The attention given to specific phobias has varied over the years. Compare early surveys (such as Marks, 1975), where many studies were of spider phobias, with later reviews (such as Davey, 1997) in which agoraphobia, panic disorder and social phobia receive more attention. Furthermore, the emphasis has shifted from specific phobias, providing opportunities to test hypotheses about treatment of phobia (Kazdin, 1978) almost regardless of its nature, to studies specific to each different fear, such as social phobia. In addition, the emphasis in reviews has shifted from studies of theoretical interest to phobias that can have a major clinical impact on subjects. These include phobias of medical and dental treatment. Uncommon fears, for example of buttons, owls and choking, continue to be documented in case studies.

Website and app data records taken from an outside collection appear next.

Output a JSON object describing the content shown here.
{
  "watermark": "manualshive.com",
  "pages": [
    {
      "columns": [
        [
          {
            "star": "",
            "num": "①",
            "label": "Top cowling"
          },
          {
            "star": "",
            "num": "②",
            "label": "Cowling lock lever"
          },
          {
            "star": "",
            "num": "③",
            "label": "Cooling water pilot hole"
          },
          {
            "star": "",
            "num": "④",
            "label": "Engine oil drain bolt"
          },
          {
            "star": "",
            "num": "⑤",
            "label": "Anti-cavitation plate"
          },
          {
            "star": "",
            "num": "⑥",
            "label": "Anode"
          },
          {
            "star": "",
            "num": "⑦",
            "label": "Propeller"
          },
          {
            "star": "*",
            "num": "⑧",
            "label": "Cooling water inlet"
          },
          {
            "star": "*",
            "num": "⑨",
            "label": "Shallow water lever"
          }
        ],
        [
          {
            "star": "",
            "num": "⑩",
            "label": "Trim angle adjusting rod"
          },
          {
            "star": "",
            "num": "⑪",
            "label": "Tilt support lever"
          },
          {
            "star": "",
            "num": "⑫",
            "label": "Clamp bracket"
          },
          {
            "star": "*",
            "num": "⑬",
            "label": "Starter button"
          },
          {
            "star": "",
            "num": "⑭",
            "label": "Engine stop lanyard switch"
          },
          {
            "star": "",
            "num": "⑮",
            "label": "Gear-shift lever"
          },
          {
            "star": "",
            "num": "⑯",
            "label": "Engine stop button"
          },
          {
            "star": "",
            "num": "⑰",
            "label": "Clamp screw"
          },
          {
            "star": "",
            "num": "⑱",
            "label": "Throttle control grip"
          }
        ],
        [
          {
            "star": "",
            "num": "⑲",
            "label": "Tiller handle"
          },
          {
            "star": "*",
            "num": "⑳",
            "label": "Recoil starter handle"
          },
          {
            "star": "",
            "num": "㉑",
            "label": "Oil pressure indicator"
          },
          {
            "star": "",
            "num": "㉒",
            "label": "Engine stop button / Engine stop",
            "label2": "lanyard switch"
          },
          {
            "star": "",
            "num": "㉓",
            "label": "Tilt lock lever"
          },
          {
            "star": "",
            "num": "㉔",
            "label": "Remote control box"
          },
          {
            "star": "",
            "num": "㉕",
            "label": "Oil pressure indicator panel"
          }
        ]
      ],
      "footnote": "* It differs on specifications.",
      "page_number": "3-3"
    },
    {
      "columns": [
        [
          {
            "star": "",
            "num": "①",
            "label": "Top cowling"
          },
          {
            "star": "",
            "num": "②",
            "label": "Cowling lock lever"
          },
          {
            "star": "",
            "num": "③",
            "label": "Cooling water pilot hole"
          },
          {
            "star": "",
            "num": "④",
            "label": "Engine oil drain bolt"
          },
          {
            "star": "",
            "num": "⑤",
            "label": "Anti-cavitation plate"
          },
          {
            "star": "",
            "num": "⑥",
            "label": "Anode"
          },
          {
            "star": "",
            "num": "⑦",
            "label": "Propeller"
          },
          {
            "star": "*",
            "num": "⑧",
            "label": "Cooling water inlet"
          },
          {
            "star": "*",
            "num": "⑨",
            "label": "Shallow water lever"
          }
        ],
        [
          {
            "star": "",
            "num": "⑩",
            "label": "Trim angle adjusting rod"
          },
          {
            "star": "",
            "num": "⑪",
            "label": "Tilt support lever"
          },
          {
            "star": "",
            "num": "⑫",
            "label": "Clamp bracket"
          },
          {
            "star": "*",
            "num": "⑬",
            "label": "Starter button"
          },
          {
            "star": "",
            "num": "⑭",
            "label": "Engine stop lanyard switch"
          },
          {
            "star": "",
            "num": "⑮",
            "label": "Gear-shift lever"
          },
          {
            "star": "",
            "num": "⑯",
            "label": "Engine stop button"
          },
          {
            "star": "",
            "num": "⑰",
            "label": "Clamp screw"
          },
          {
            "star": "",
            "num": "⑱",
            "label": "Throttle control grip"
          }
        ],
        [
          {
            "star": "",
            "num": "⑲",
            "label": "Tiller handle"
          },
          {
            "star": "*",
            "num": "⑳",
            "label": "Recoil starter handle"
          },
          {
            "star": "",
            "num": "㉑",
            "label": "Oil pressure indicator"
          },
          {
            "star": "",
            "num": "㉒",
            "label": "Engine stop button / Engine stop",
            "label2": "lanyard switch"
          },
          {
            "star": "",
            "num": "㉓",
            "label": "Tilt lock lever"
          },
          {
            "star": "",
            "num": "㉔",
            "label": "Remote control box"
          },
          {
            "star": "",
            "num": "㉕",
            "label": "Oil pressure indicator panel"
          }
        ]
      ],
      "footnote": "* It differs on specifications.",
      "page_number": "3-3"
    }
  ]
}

Nevertheless, specific phobias are still exploited for interests that could be common to all fears such as the return of fear after being diminished by treatment (Rose & McGlynn, 1997), the correspondence among different measures of anxiety (Forsyth & Eifert, 1996), new methods of treatment such as eye-movement desensitisation (Muris et al., 1998) or delivery of treatment by computer (Dewis et al., 2001) or more veridical ways of presenting fear-provoking objects (Maltby et al., 2002). Any scientific study of hypnosis (Kirsch et al., 1995), which has a long history as a treatment for the specific phobia of dentistry, could be innovative because of the scarcity of such studies.

Handbook of Evidence-based Psychotherapies: A Guide for research and practice. Edited by C. Freeman & M. Power. Copyright © 2007 John Wiley & Sons, Ltd.

Anxiety and Panic Attacks

Anxiety and Panic Attacks

Suffering from Anxiety or Panic Attacks? Discover The Secrets to Stop Attacks in Their Tracks! Your heart is racing so fast and you don’t know why, at least not at first. Then your chest tightens and you feel like you are having a heart attack. All of a sudden, you start sweating and getting jittery.

Get My Free Ebook


Post a comment